PORT ARTHUR — “Predators reported not likely red wolves”
That was the headline of my first-ever published story that appeared in the Opportunity Valley News 20 years ago this week.
I was only 19 years old and began a journey in the outdoors communication field that has been rewarding, challenging and always interesting.
It has taken me everywhere from the swamps of Southeast Texas to the jungle of South America and from Toledo Bend reservoir to the Segra River in Spain.
Looking back, one thing is clear.
When it comes to my interest in wildlife, not much has changed. If anything it has only gotten deeper as encounter after encounter and investigation after investigation continually spark my endless curiosity and ignites inspiration.
That first story dealt with reports of wolves attacking livestock in Orange County and the stance from state officials was the animals in question were either coyotes or descendants of red wolf/coyote hybrids.
After two decades research shows there may be more wolf in some of these animals was previously thought while other studies suggest red wolves were fertile hybrids of wolves and coyotes to begin with.
Science rarely concludes when it comes to wildlife so I will let them debate that subject. As I have written before, if it looks like a wolf and (literally) howls like a wolf well it is wolf enough for me.
While filming my new project “God’s Outdoors with Chester Moore”, a web-based TV series, I found myself amongst wolves several types working with and photographing captive adults and pups.
In fact, while conducting an interview with local wolf expert Jerry Mills I heard a statement that was simple but profound when it comes to these great animals.
“There is nothing wilder than a wolf,” he said.
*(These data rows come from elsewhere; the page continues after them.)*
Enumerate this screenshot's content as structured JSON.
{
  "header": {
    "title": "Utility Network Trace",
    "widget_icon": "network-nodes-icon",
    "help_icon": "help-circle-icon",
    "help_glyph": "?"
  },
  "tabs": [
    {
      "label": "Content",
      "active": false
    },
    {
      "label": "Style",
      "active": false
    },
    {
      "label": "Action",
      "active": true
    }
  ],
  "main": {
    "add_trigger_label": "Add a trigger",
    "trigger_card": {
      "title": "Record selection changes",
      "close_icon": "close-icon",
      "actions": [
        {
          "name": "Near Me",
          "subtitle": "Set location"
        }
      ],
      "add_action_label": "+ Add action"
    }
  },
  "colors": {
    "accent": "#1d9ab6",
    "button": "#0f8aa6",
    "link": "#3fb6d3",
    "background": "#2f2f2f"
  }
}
There would be no way to accurately measure the wildness of an animal, however there is something in wolves that is just different.